California-based San Diego Gas & Electric (SDG&E) issued a statement in the months before AB 327 was passed, which read in part: “SDG&E strongly supports AB 327 as a necessary first step to begin to correct California’s broken, outdated and inequitable residential electric rate structure. The current rate structure does not reflect how customers use energy today.”
Net-Metering Policy Avoids Cap through 2017

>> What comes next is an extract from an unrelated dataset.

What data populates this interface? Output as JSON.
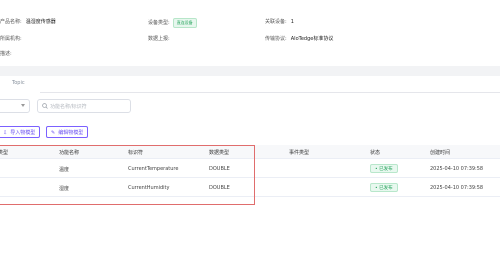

The bill has also directly impacted California’s net-metering policy, including a change that makes more solar customers eligible for the financial credits that utilities are required by state law to make available on a first-come-first-served basis under the current net energy metering (NEM) tariff. Existing law in California had established a cap on these financial credits set to kick in when the electricity generated by all of the eligible customers’ solar panels equals 5 percent of the utility’s peak electricity demand. But the passage of AB 327 has codified a decision made in 2012 by the CPUC that converts the 5 percent cap into a cumulative capacity limit.
Under AB 327, each of California’s three IOUs has been assigned a cumulative capacity limit: 607 MW for SDG&E; 2,240 MW for Southern California Edison (SCE); and 2,409 MW for PG&E. Beginning when either that capacity is hit, or July 1, 2017 arrives, a new NEM tariff to be established by the CPUC will go into effect. In addition, the scheduled suspension of the current net-metering program that was slated to go into effect on December 31, 2014 has been lifted under AB 327.
Though California’s IOUs have expressed concerns that the state’s net-metering policy is not cost-effective for non-solar customers, a comprehensive study published last year by the non-profit solar advocacy organization Vote Solar found these worries to be unfounded. According to the study, “recent changes in residential rate design and updated models of the costs which the utilities avoid when they accept NEM power exported to their grids show that NEM does not produce a cost shift to non-participating ratepayers; instead it creates a small net benefit on average across the IOUs’ residential markets.” Moreover, this net benefit is expected to increase once new rate changes created under AB 327 — which will result in the lowering of California’s upper tier rates and the raising of its lower tier rates — go into effect.
As the latest developments in California illustrate, net-metering provisions continue to play an integral role in the growth of rooftop solar installations throughout the nation. Thus, it is vital that legislators, utilities, the solar industry and their advocates continue to work together to create policy that recognizes today’s changing energy landscape. Doing so will surely be a benefit to all.